→ Directions
Each line of the data must be set down again without a single difference.

*** Opening Data for this exercise ***

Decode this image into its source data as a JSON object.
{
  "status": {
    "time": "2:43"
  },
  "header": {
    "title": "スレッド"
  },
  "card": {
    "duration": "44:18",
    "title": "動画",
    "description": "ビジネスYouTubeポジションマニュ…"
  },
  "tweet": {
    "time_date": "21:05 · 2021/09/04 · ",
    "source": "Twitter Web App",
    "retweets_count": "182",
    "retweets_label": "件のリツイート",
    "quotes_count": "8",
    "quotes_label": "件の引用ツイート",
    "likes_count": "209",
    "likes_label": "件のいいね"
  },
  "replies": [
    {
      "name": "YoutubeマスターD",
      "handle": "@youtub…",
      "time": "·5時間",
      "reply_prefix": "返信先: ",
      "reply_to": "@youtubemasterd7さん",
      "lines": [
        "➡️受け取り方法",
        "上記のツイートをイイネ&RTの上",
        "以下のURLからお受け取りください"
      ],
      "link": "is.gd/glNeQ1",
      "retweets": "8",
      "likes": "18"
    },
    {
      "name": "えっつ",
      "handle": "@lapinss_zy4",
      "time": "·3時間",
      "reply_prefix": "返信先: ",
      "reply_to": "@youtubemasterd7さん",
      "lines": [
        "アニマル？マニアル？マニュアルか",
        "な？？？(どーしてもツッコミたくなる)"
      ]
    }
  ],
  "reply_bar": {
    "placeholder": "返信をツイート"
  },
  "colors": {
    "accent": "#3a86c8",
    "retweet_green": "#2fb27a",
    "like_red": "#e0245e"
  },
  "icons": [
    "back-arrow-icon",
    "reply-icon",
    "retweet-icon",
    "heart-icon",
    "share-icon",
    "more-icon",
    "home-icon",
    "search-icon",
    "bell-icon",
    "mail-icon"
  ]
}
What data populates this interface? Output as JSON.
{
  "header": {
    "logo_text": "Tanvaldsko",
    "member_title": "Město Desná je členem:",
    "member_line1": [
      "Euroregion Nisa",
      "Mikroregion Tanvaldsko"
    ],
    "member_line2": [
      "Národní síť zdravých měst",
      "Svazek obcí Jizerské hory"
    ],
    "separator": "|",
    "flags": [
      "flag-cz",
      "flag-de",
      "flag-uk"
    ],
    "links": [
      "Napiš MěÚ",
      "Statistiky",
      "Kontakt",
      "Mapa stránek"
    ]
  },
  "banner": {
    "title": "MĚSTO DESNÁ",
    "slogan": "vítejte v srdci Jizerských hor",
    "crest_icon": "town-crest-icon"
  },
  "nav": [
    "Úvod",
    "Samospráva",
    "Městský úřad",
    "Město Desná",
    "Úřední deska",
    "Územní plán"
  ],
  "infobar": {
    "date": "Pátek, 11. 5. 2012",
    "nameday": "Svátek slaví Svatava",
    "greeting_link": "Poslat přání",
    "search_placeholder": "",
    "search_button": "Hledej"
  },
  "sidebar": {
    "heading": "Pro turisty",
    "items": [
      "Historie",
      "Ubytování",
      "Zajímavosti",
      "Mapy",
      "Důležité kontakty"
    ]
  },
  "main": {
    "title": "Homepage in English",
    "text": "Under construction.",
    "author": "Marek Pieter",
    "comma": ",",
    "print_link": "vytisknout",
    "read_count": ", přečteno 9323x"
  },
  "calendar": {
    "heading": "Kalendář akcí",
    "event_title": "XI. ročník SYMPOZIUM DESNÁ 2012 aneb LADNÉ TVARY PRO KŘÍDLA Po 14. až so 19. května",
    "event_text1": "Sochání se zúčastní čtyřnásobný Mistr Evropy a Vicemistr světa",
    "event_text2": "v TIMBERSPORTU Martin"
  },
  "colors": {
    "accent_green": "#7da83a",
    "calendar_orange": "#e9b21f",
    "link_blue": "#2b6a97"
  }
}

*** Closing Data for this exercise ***

→ Response below
Decode this image into its source data as a JSON object.
{
  "status": {
    "time": "2:43"
  },
  "header": {
    "title": "スレッド"
  },
  "card": {
    "duration": "44:18",
    "title": "動画",
    "description": "ビジネスYouTubeポジションマニュ…"
  },
  "tweet": {
    "time_date": "21:05 · 2021/09/04 · ",
    "source": "Twitter Web App",
    "retweets_count": "182",
    "retweets_label": "件のリツイート",
    "quotes_count": "8",
    "quotes_label": "件の引用ツイート",
    "likes_count": "209",
    "likes_label": "件のいいね"
  },
  "replies": [
    {
      "name": "YoutubeマスターD",
      "handle": "@youtub…",
      "time": "·5時間",
      "reply_prefix": "返信先: ",
      "reply_to": "@youtubemasterd7さん",
      "lines": [
        "➡️受け取り方法",
        "上記のツイートをイイネ&RTの上",
        "以下のURLからお受け取りください"
      ],
      "link": "is.gd/glNeQ1",
      "retweets": "8",
      "likes": "18"
    },
    {
      "name": "えっつ",
      "handle": "@lapinss_zy4",
      "time": "·3時間",
      "reply_prefix": "返信先: ",
      "reply_to": "@youtubemasterd7さん",
      "lines": [
        "アニマル？マニアル？マニュアルか",
        "な？？？(どーしてもツッコミたくなる)"
      ]
    }
  ],
  "reply_bar": {
    "placeholder": "返信をツイート"
  },
  "colors": {
    "accent": "#3a86c8",
    "retweet_green": "#2fb27a",
    "like_red": "#e0245e"
  },
  "icons": [
    "back-arrow-icon",
    "reply-icon",
    "retweet-icon",
    "heart-icon",
    "share-icon",
    "more-icon",
    "home-icon",
    "search-icon",
    "bell-icon",
    "mail-icon"
  ]
}
What data populates this interface? Output as JSON.
{
  "header": {
    "logo_text": "Tanvaldsko",
    "member_title": "Město Desná je členem:",
    "member_line1": [
      "Euroregion Nisa",
      "Mikroregion Tanvaldsko"
    ],
    "member_line2": [
      "Národní síť zdravých měst",
      "Svazek obcí Jizerské hory"
    ],
    "separator": "|",
    "flags": [
      "flag-cz",
      "flag-de",
      "flag-uk"
    ],
    "links": [
      "Napiš MěÚ",
      "Statistiky",
      "Kontakt",
      "Mapa stránek"
    ]
  },
  "banner": {
    "title": "MĚSTO DESNÁ",
    "slogan": "vítejte v srdci Jizerských hor",
    "crest_icon": "town-crest-icon"
  },
  "nav": [
    "Úvod",
    "Samospráva",
    "Městský úřad",
    "Město Desná",
    "Úřední deska",
    "Územní plán"
  ],
  "infobar": {
    "date": "Pátek, 11. 5. 2012",
    "nameday": "Svátek slaví Svatava",
    "greeting_link": "Poslat přání",
    "search_placeholder": "",
    "search_button": "Hledej"
  },
  "sidebar": {
    "heading": "Pro turisty",
    "items": [
      "Historie",
      "Ubytování",
      "Zajímavosti",
      "Mapy",
      "Důležité kontakty"
    ]
  },
  "main": {
    "title": "Homepage in English",
    "text": "Under construction.",
    "author": "Marek Pieter",
    "comma": ",",
    "print_link": "vytisknout",
    "read_count": ", přečteno 9323x"
  },
  "calendar": {
    "heading": "Kalendář akcí",
    "event_title": "XI. ročník SYMPOZIUM DESNÁ 2012 aneb LADNÉ TVARY PRO KŘÍDLA Po 14. až so 19. května",
    "event_text1": "Sochání se zúčastní čtyřnásobný Mistr Evropy a Vicemistr světa",
    "event_text2": "v TIMBERSPORTU Martin"
  },
  "colors": {
    "accent_green": "#7da83a",
    "calendar_orange": "#e9b21f",
    "link_blue": "#2b6a97"
  }
}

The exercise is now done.